◆ Work order ◆
Down to the last character, write out the records below.

◆ Records for the task ◆

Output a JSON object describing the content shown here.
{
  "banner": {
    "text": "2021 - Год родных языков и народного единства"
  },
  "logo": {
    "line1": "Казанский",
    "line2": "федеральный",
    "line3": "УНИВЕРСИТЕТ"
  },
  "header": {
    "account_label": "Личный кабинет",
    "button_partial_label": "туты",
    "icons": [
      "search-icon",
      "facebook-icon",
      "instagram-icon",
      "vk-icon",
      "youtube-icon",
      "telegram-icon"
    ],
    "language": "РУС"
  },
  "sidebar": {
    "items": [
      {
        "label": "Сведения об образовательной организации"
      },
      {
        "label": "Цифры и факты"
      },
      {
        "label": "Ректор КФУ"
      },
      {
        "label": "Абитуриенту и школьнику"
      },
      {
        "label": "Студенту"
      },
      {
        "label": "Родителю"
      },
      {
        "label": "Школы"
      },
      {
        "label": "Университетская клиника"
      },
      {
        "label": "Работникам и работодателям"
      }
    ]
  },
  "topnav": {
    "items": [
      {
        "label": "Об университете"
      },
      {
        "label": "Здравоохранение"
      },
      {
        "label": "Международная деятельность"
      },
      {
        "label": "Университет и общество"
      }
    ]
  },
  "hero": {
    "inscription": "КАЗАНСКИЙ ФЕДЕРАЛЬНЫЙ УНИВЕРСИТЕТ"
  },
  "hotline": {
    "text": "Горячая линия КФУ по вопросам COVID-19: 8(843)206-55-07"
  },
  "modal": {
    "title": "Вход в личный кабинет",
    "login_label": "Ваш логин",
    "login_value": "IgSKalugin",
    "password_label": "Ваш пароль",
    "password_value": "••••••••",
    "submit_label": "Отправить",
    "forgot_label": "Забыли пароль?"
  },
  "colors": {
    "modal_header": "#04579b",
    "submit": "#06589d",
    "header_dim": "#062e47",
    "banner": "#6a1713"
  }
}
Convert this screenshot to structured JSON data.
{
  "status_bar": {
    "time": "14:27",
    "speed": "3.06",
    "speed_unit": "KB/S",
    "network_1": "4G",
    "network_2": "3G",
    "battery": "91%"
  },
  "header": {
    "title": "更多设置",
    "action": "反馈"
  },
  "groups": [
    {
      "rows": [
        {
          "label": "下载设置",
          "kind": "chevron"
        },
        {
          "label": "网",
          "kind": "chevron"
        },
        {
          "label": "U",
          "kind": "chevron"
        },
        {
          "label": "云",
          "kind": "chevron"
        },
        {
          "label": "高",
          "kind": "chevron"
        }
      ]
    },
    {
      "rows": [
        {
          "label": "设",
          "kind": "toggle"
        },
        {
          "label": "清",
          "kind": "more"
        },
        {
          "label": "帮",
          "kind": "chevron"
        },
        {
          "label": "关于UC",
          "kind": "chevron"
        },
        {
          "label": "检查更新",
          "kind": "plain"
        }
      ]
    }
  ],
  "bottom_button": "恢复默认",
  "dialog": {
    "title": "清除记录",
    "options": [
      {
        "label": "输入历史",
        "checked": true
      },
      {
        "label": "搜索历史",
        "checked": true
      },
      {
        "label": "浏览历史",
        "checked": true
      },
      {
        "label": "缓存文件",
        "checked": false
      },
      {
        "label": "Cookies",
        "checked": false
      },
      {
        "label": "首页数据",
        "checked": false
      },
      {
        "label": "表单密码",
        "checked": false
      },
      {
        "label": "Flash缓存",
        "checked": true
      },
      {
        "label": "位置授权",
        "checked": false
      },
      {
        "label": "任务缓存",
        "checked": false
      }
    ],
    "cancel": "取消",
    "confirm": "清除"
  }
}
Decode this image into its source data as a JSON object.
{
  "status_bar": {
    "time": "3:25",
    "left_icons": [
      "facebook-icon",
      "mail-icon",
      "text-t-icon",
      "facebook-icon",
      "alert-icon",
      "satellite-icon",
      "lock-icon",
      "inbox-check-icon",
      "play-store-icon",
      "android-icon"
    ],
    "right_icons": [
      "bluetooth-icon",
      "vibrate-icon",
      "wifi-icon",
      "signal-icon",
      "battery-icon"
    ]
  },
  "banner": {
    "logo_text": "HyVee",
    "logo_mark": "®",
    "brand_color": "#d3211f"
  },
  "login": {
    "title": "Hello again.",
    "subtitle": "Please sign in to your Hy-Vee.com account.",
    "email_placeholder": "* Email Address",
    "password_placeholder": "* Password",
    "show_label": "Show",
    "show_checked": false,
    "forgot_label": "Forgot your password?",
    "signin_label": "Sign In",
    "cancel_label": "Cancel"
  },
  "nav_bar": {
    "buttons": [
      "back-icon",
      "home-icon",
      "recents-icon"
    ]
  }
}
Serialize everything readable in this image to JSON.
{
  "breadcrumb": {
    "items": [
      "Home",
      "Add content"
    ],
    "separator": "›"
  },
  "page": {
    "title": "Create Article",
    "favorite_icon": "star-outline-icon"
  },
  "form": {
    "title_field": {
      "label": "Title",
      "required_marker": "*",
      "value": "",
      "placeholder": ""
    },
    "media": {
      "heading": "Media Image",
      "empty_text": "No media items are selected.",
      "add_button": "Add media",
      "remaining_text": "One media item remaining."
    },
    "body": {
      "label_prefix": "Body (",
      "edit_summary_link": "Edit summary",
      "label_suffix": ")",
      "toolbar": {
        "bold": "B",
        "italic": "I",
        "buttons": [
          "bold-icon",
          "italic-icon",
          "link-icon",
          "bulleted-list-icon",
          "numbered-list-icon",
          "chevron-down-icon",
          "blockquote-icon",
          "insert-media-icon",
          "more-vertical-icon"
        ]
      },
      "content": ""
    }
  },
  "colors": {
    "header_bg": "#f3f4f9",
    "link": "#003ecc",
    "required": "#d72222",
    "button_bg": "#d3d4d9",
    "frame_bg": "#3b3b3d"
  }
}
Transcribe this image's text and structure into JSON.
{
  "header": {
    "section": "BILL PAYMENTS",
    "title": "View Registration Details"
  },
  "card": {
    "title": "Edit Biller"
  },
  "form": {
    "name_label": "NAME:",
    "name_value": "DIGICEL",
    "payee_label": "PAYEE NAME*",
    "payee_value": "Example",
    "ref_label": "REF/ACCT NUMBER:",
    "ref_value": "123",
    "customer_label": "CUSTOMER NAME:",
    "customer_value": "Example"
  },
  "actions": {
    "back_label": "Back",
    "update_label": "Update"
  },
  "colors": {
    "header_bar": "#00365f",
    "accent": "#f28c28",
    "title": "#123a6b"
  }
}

◆ Output for this exercise ◆
Output a JSON object describing the content shown here.
{
  "banner": {
    "text": "2021 - Год родных языков и народного единства"
  },
  "logo": {
    "line1": "Казанский",
    "line2": "федеральный",
    "line3": "УНИВЕРСИТЕТ"
  },
  "header": {
    "account_label": "Личный кабинет",
    "button_partial_label": "туты",
    "icons": [
      "search-icon",
      "facebook-icon",
      "instagram-icon",
      "vk-icon",
      "youtube-icon",
      "telegram-icon"
    ],
    "language": "РУС"
  },
  "sidebar": {
    "items": [
      {
        "label": "Сведения об образовательной организации"
      },
      {
        "label": "Цифры и факты"
      },
      {
        "label": "Ректор КФУ"
      },
      {
        "label": "Абитуриенту и школьнику"
      },
      {
        "label": "Студенту"
      },
      {
        "label": "Родителю"
      },
      {
        "label": "Школы"
      },
      {
        "label": "Университетская клиника"
      },
      {
        "label": "Работникам и работодателям"
      }
    ]
  },
  "topnav": {
    "items": [
      {
        "label": "Об университете"
      },
      {
        "label": "Здравоохранение"
      },
      {
        "label": "Международная деятельность"
      },
      {
        "label": "Университет и общество"
      }
    ]
  },
  "hero": {
    "inscription": "КАЗАНСКИЙ ФЕДЕРАЛЬНЫЙ УНИВЕРСИТЕТ"
  },
  "hotline": {
    "text": "Горячая линия КФУ по вопросам COVID-19: 8(843)206-55-07"
  },
  "modal": {
    "title": "Вход в личный кабинет",
    "login_label": "Ваш логин",
    "login_value": "IgSKalugin",
    "password_label": "Ваш пароль",
    "password_value": "••••••••",
    "submit_label": "Отправить",
    "forgot_label": "Забыли пароль?"
  },
  "colors": {
    "modal_header": "#04579b",
    "submit": "#06589d",
    "header_dim": "#062e47",
    "banner": "#6a1713"
  }
}
Convert this screenshot to structured JSON data.
{
  "status_bar": {
    "time": "14:27",
    "speed": "3.06",
    "speed_unit": "KB/S",
    "network_1": "4G",
    "network_2": "3G",
    "battery": "91%"
  },
  "header": {
    "title": "更多设置",
    "action": "反馈"
  },
  "groups": [
    {
      "rows": [
        {
          "label": "下载设置",
          "kind": "chevron"
        },
        {
          "label": "网",
          "kind": "chevron"
        },
        {
          "label": "U",
          "kind": "chevron"
        },
        {
          "label": "云",
          "kind": "chevron"
        },
        {
          "label": "高",
          "kind": "chevron"
        }
      ]
    },
    {
      "rows": [
        {
          "label": "设",
          "kind": "toggle"
        },
        {
          "label": "清",
          "kind": "more"
        },
        {
          "label": "帮",
          "kind": "chevron"
        },
        {
          "label": "关于UC",
          "kind": "chevron"
        },
        {
          "label": "检查更新",
          "kind": "plain"
        }
      ]
    }
  ],
  "bottom_button": "恢复默认",
  "dialog": {
    "title": "清除记录",
    "options": [
      {
        "label": "输入历史",
        "checked": true
      },
      {
        "label": "搜索历史",
        "checked": true
      },
      {
        "label": "浏览历史",
        "checked": true
      },
      {
        "label": "缓存文件",
        "checked": false
      },
      {
        "label": "Cookies",
        "checked": false
      },
      {
        "label": "首页数据",
        "checked": false
      },
      {
        "label": "表单密码",
        "checked": false
      },
      {
        "label": "Flash缓存",
        "checked": true
      },
      {
        "label": "位置授权",
        "checked": false
      },
      {
        "label": "任务缓存",
        "checked": false
      }
    ],
    "cancel": "取消",
    "confirm": "清除"
  }
}
Decode this image into its source data as a JSON object.
{
  "status_bar": {
    "time": "3:25",
    "left_icons": [
      "facebook-icon",
      "mail-icon",
      "text-t-icon",
      "facebook-icon",
      "alert-icon",
      "satellite-icon",
      "lock-icon",
      "inbox-check-icon",
      "play-store-icon",
      "android-icon"
    ],
    "right_icons": [
      "bluetooth-icon",
      "vibrate-icon",
      "wifi-icon",
      "signal-icon",
      "battery-icon"
    ]
  },
  "banner": {
    "logo_text": "HyVee",
    "logo_mark": "®",
    "brand_color": "#d3211f"
  },
  "login": {
    "title": "Hello again.",
    "subtitle": "Please sign in to your Hy-Vee.com account.",
    "email_placeholder": "* Email Address",
    "password_placeholder": "* Password",
    "show_label": "Show",
    "show_checked": false,
    "forgot_label": "Forgot your password?",
    "signin_label": "Sign In",
    "cancel_label": "Cancel"
  },
  "nav_bar": {
    "buttons": [
      "back-icon",
      "home-icon",
      "recents-icon"
    ]
  }
}
Serialize everything readable in this image to JSON.
{
  "breadcrumb": {
    "items": [
      "Home",
      "Add content"
    ],
    "separator": "›"
  },
  "page": {
    "title": "Create Article",
    "favorite_icon": "star-outline-icon"
  },
  "form": {
    "title_field": {
      "label": "Title",
      "required_marker": "*",
      "value": "",
      "placeholder": ""
    },
    "media": {
      "heading": "Media Image",
      "empty_text": "No media items are selected.",
      "add_button": "Add media",
      "remaining_text": "One media item remaining."
    },
    "body": {
      "label_prefix": "Body (",
      "edit_summary_link": "Edit summary",
      "label_suffix": ")",
      "toolbar": {
        "bold": "B",
        "italic": "I",
        "buttons": [
          "bold-icon",
          "italic-icon",
          "link-icon",
          "bulleted-list-icon",
          "numbered-list-icon",
          "chevron-down-icon",
          "blockquote-icon",
          "insert-media-icon",
          "more-vertical-icon"
        ]
      },
      "content": ""
    }
  },
  "colors": {
    "header_bg": "#f3f4f9",
    "link": "#003ecc",
    "required": "#d72222",
    "button_bg": "#d3d4d9",
    "frame_bg": "#3b3b3d"
  }
}
Transcribe this image's text and structure into JSON.
{
  "header": {
    "section": "BILL PAYMENTS",
    "title": "View Registration Details"
  },
  "card": {
    "title": "Edit Biller"
  },
  "form": {
    "name_label": "NAME:",
    "name_value": "DIGICEL",
    "payee_label": "PAYEE NAME*",
    "payee_value": "Example",
    "ref_label": "REF/ACCT NUMBER:",
    "ref_value": "123",
    "customer_label": "CUSTOMER NAME:",
    "customer_value": "Example"
  },
  "actions": {
    "back_label": "Back",
    "update_label": "Update"
  },
  "colors": {
    "header_bar": "#00365f",
    "accent": "#f28c28",
    "title": "#123a6b"
  }
}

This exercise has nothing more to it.